Data under study |
——

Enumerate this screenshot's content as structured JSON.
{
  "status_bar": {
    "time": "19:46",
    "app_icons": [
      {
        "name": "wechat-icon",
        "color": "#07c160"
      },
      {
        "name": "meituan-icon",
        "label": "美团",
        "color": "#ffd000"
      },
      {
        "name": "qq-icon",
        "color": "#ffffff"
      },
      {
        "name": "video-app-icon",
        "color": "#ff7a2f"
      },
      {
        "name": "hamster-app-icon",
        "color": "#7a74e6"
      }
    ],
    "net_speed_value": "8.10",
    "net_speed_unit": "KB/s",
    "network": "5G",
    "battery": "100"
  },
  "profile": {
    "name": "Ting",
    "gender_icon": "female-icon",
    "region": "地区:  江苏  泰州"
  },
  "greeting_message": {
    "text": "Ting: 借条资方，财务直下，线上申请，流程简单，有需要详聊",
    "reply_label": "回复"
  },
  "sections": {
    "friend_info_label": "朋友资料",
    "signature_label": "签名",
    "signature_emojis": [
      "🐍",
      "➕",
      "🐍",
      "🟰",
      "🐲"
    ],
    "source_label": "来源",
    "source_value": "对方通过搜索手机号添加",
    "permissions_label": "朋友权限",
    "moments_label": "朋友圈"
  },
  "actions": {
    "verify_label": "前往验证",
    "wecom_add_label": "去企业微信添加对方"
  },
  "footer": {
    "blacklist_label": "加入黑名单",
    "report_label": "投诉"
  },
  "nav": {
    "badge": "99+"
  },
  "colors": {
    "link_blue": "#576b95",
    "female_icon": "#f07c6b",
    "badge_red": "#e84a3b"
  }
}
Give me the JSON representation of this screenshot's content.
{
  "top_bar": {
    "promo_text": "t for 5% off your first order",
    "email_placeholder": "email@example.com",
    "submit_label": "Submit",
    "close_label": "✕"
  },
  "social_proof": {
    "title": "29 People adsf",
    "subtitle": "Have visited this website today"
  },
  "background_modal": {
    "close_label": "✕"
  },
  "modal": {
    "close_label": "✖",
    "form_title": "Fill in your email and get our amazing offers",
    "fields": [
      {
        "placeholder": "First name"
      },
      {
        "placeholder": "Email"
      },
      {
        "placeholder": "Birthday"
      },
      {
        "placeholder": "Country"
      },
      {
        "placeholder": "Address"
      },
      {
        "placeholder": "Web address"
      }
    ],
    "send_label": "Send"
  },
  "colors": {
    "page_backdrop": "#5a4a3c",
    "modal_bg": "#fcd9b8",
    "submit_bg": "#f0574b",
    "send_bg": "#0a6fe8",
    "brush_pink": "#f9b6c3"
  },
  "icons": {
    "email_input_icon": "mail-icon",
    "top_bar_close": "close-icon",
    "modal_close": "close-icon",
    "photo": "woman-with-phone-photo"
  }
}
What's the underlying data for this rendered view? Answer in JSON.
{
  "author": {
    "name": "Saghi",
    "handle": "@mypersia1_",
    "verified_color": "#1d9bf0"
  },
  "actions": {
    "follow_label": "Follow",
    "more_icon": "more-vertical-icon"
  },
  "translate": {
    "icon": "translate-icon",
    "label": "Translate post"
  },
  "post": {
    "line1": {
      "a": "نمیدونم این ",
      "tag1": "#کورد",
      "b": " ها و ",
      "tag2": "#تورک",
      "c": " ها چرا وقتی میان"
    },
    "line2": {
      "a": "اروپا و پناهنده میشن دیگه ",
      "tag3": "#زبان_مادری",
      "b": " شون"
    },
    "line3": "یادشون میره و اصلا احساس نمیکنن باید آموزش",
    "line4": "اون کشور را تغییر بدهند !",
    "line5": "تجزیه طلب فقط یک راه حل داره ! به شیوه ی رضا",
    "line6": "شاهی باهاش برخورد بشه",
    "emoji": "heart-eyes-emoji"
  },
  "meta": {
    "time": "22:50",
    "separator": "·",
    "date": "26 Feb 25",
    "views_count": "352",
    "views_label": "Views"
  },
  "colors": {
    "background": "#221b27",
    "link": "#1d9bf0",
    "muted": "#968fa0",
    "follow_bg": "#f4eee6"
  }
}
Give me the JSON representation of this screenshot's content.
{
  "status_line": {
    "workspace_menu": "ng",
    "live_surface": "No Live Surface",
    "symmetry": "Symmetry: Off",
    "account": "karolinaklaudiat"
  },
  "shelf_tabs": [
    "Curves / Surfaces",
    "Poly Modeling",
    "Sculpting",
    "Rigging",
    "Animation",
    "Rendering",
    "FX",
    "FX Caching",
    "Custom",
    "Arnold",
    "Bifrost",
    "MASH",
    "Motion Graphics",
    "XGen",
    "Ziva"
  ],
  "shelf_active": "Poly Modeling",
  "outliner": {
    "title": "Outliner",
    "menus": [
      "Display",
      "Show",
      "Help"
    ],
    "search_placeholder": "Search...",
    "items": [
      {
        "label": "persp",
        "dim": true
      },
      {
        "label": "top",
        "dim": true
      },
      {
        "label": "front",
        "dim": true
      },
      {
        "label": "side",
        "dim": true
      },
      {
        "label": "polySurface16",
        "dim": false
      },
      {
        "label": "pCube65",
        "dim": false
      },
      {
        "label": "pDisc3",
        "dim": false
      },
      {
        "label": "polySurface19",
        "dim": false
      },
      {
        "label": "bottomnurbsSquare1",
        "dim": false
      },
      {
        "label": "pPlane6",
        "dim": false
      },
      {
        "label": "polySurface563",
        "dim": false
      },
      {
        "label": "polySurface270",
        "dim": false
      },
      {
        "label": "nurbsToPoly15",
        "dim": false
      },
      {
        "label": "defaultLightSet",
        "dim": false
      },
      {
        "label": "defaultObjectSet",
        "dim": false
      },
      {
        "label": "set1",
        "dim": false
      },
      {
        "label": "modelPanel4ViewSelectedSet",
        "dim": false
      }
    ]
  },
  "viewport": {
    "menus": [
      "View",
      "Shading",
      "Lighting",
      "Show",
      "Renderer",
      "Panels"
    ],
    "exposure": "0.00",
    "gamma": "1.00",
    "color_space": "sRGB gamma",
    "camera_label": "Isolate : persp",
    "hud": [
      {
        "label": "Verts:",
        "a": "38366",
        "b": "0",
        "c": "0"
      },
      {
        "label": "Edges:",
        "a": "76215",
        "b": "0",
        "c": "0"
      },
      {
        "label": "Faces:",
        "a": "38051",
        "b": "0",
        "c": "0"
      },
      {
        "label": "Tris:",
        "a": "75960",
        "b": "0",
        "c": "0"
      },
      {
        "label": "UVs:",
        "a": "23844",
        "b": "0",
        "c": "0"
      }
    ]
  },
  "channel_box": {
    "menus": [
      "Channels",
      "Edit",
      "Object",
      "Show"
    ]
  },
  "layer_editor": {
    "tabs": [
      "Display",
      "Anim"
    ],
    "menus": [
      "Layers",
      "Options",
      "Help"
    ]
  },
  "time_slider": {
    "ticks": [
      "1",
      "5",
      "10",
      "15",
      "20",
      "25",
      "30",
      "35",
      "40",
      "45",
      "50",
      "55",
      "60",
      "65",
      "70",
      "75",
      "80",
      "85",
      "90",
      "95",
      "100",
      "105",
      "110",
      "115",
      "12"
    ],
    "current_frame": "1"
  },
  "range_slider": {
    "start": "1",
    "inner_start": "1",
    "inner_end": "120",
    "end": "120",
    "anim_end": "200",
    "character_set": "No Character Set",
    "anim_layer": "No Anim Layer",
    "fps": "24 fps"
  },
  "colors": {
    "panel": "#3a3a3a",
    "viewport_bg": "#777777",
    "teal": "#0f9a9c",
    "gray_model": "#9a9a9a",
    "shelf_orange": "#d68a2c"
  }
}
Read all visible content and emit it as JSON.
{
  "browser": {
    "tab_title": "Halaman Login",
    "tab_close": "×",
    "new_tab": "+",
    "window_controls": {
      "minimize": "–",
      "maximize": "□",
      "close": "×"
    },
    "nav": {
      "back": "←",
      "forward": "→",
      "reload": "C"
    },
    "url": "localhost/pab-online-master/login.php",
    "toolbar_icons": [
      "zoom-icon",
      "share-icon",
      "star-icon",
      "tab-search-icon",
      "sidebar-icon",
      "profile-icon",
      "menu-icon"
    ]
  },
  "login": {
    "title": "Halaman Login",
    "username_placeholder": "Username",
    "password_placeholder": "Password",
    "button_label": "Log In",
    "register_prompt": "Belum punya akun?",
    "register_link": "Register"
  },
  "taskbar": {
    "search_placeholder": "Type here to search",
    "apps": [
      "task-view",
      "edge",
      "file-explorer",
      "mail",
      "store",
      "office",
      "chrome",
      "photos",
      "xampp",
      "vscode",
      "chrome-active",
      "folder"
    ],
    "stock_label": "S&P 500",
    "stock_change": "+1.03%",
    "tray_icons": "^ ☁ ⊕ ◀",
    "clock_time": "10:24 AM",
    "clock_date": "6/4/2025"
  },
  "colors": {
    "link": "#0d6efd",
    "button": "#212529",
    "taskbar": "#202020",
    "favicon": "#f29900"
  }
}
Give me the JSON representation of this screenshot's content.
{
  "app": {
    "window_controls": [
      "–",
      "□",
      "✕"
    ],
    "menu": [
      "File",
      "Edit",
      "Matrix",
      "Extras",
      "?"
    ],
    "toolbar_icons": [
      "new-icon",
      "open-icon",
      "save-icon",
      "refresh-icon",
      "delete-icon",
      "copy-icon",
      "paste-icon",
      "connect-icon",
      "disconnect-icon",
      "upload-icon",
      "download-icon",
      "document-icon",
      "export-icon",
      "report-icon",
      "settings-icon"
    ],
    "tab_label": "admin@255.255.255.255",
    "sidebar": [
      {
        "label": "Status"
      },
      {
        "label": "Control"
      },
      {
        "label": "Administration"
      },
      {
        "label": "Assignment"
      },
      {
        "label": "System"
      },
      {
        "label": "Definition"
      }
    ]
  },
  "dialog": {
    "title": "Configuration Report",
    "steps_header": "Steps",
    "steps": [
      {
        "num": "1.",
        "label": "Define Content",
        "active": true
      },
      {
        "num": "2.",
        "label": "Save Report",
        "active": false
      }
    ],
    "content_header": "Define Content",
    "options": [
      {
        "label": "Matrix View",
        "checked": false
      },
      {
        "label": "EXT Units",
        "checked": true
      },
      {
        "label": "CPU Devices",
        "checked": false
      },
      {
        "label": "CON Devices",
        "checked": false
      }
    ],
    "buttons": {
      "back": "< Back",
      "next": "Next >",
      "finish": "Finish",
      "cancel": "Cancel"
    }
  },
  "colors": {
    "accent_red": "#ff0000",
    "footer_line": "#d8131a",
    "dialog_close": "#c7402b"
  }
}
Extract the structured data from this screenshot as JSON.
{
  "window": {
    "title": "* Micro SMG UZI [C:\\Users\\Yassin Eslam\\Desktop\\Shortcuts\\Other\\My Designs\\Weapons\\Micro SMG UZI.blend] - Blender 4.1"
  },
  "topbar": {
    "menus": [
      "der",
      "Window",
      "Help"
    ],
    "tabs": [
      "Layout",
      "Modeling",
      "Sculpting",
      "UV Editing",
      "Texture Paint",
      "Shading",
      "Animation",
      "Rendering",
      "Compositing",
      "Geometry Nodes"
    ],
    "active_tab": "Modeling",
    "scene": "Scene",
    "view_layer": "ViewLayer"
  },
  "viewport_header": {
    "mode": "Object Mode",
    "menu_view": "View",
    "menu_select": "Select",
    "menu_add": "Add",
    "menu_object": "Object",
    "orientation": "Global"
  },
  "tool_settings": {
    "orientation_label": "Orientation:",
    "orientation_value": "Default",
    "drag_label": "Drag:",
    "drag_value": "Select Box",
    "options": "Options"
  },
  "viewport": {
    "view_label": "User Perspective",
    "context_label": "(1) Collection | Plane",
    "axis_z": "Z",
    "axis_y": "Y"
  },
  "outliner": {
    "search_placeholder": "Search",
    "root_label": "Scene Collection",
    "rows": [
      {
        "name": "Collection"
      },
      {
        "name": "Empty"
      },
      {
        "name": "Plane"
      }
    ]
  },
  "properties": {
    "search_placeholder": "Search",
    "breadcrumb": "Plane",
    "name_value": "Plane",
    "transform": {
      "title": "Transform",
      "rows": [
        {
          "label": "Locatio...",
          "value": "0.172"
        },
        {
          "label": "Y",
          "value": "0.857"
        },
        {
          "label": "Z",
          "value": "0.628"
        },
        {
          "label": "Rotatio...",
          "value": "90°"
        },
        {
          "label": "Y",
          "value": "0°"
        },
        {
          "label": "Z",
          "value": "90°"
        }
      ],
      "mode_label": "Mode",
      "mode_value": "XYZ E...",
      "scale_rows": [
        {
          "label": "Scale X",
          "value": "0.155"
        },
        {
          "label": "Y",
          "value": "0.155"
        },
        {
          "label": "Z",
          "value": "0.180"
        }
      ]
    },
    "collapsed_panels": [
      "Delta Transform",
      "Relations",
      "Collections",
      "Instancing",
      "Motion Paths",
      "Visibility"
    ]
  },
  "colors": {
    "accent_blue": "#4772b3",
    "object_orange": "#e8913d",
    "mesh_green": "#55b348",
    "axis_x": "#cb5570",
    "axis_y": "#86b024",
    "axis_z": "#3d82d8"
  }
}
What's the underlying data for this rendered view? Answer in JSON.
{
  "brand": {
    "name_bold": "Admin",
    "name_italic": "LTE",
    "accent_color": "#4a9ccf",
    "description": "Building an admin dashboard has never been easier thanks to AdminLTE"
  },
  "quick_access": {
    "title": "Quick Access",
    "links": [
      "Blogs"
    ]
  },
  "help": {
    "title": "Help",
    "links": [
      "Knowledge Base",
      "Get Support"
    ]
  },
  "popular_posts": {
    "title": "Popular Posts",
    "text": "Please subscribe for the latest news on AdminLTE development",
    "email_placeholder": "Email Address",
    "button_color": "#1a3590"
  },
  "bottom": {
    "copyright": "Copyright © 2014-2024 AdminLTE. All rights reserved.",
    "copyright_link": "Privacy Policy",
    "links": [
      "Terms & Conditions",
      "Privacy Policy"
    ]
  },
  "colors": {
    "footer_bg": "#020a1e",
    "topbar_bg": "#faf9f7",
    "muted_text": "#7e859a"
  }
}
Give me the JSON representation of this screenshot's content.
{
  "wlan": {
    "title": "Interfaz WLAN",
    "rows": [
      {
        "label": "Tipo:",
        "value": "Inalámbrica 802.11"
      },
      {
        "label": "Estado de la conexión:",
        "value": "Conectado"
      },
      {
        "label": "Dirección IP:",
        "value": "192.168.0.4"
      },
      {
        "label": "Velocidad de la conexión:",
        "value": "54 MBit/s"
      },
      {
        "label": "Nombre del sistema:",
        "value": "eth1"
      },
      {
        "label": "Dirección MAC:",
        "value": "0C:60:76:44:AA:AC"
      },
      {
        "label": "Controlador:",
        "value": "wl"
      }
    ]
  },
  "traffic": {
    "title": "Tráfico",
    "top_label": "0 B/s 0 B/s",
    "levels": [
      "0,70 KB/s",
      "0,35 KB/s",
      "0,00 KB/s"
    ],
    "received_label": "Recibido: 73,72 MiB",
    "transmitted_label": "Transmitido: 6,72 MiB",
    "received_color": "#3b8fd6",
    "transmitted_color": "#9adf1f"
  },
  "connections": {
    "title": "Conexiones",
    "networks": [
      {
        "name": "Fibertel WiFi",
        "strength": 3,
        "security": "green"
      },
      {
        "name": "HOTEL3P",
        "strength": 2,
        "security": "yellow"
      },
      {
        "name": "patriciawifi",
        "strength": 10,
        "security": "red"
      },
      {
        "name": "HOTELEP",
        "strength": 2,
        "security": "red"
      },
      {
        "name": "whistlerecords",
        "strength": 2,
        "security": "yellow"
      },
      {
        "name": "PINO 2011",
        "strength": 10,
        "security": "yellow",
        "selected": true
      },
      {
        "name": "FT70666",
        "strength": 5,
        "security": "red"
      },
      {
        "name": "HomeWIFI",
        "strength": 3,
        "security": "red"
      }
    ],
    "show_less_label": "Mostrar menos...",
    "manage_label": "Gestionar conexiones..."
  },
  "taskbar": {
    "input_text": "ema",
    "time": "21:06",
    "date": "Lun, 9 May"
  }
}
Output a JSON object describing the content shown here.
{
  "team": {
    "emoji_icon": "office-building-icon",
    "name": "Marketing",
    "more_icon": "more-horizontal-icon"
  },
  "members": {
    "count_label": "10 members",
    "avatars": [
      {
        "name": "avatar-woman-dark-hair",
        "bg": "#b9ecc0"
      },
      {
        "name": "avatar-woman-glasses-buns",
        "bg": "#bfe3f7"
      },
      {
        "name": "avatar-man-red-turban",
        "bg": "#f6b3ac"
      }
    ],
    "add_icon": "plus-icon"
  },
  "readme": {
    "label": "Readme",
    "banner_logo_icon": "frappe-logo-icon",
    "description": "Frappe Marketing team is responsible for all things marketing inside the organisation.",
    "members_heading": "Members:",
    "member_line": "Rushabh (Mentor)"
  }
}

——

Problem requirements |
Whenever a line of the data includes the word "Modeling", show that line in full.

Finished task |
    "Poly Modeling",
  "shelf_active": "Poly Modeling",
      "Modeling",
    "active_tab": "Modeling",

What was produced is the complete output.